» What to work on:
From the first line to the last, give the listing again exactly.

Record set START

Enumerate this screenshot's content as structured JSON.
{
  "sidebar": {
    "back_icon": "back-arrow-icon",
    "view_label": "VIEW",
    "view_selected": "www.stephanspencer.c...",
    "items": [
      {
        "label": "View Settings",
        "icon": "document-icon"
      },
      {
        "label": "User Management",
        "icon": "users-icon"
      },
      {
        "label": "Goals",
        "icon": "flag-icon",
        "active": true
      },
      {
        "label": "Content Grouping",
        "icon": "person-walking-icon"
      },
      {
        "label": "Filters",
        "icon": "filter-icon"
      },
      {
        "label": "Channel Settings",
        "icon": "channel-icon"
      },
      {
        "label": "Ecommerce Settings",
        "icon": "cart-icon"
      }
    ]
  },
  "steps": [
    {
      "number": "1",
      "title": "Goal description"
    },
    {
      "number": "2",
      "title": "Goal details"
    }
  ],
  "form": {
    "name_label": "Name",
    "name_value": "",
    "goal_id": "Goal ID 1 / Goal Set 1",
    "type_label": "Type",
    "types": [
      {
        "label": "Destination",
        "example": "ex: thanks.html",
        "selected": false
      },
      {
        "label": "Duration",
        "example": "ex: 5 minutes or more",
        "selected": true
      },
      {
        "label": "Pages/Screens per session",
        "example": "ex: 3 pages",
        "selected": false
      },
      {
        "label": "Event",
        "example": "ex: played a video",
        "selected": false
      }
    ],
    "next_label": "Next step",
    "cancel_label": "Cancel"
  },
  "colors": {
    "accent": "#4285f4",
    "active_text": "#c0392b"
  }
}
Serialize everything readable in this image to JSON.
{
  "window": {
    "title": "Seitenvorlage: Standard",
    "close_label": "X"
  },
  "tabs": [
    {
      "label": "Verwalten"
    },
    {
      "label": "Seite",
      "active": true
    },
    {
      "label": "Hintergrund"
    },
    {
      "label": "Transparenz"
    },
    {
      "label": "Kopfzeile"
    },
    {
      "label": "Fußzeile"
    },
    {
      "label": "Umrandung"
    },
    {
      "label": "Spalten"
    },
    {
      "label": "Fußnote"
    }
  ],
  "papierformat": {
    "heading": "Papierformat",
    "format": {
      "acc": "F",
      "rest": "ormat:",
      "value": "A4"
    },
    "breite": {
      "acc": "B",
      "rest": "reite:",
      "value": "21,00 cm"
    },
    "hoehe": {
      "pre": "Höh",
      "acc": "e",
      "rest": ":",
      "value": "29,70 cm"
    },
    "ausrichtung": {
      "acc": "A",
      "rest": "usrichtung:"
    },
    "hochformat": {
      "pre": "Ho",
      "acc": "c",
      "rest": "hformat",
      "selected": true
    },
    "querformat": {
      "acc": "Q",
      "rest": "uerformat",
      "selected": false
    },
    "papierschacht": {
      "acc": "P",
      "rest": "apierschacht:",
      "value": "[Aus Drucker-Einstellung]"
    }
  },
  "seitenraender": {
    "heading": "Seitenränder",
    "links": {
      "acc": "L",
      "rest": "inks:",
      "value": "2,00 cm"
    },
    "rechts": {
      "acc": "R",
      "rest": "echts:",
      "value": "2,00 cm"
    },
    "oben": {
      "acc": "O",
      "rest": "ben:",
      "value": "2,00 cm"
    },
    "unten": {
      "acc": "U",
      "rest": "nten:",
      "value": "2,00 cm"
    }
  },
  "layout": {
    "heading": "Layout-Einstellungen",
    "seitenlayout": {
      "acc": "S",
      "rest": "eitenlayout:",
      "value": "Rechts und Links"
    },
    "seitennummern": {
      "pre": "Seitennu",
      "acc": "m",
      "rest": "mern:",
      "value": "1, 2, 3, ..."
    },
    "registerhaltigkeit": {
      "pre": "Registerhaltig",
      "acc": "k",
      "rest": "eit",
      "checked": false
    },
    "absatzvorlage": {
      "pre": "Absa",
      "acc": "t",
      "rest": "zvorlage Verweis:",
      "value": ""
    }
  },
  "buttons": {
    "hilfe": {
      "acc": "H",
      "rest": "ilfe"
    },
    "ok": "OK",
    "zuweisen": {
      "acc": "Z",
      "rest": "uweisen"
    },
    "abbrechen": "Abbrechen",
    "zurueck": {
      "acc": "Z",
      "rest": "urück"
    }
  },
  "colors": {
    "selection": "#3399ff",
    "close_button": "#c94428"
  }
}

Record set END

» Exercise result:
Enumerate this screenshot's content as structured JSON.
{
  "sidebar": {
    "back_icon": "back-arrow-icon",
    "view_label": "VIEW",
    "view_selected": "www.stephanspencer.c...",
    "items": [
      {
        "label": "View Settings",
        "icon": "document-icon"
      },
      {
        "label": "User Management",
        "icon": "users-icon"
      },
      {
        "label": "Goals",
        "icon": "flag-icon",
        "active": true
      },
      {
        "label": "Content Grouping",
        "icon": "person-walking-icon"
      },
      {
        "label": "Filters",
        "icon": "filter-icon"
      },
      {
        "label": "Channel Settings",
        "icon": "channel-icon"
      },
      {
        "label": "Ecommerce Settings",
        "icon": "cart-icon"
      }
    ]
  },
  "steps": [
    {
      "number": "1",
      "title": "Goal description"
    },
    {
      "number": "2",
      "title": "Goal details"
    }
  ],
  "form": {
    "name_label": "Name",
    "name_value": "",
    "goal_id": "Goal ID 1 / Goal Set 1",
    "type_label": "Type",
    "types": [
      {
        "label": "Destination",
        "example": "ex: thanks.html",
        "selected": false
      },
      {
        "label": "Duration",
        "example": "ex: 5 minutes or more",
        "selected": true
      },
      {
        "label": "Pages/Screens per session",
        "example": "ex: 3 pages",
        "selected": false
      },
      {
        "label": "Event",
        "example": "ex: played a video",
        "selected": false
      }
    ],
    "next_label": "Next step",
    "cancel_label": "Cancel"
  },
  "colors": {
    "accent": "#4285f4",
    "active_text": "#c0392b"
  }
}
Serialize everything readable in this image to JSON.
{
  "window": {
    "title": "Seitenvorlage: Standard",
    "close_label": "X"
  },
  "tabs": [
    {
      "label": "Verwalten"
    },
    {
      "label": "Seite",
      "active": true
    },
    {
      "label": "Hintergrund"
    },
    {
      "label": "Transparenz"
    },
    {
      "label": "Kopfzeile"
    },
    {
      "label": "Fußzeile"
    },
    {
      "label": "Umrandung"
    },
    {
      "label": "Spalten"
    },
    {
      "label": "Fußnote"
    }
  ],
  "papierformat": {
    "heading": "Papierformat",
    "format": {
      "acc": "F",
      "rest": "ormat:",
      "value": "A4"
    },
    "breite": {
      "acc": "B",
      "rest": "reite:",
      "value": "21,00 cm"
    },
    "hoehe": {
      "pre": "Höh",
      "acc": "e",
      "rest": ":",
      "value": "29,70 cm"
    },
    "ausrichtung": {
      "acc": "A",
      "rest": "usrichtung:"
    },
    "hochformat": {
      "pre": "Ho",
      "acc": "c",
      "rest": "hformat",
      "selected": true
    },
    "querformat": {
      "acc": "Q",
      "rest": "uerformat",
      "selected": false
    },
    "papierschacht": {
      "acc": "P",
      "rest": "apierschacht:",
      "value": "[Aus Drucker-Einstellung]"
    }
  },
  "seitenraender": {
    "heading": "Seitenränder",
    "links": {
      "acc": "L",
      "rest": "inks:",
      "value": "2,00 cm"
    },
    "rechts": {
      "acc": "R",
      "rest": "echts:",
      "value": "2,00 cm"
    },
    "oben": {
      "acc": "O",
      "rest": "ben:",
      "value": "2,00 cm"
    },
    "unten": {
      "acc": "U",
      "rest": "nten:",
      "value": "2,00 cm"
    }
  },
  "layout": {
    "heading": "Layout-Einstellungen",
    "seitenlayout": {
      "acc": "S",
      "rest": "eitenlayout:",
      "value": "Rechts und Links"
    },
    "seitennummern": {
      "pre": "Seitennu",
      "acc": "m",
      "rest": "mern:",
      "value": "1, 2, 3, ..."
    },
    "registerhaltigkeit": {
      "pre": "Registerhaltig",
      "acc": "k",
      "rest": "eit",
      "checked": false
    },
    "absatzvorlage": {
      "pre": "Absa",
      "acc": "t",
      "rest": "zvorlage Verweis:",
      "value": ""
    }
  },
  "buttons": {
    "hilfe": {
      "acc": "H",
      "rest": "ilfe"
    },
    "ok": "OK",
    "zuweisen": {
      "acc": "Z",
      "rest": "uweisen"
    },
    "abbrechen": "Abbrechen",
    "zurueck": {
      "acc": "Z",
      "rest": "urück"
    }
  },
  "colors": {
    "selection": "#3399ff",
    "close_button": "#c94428"
  }
}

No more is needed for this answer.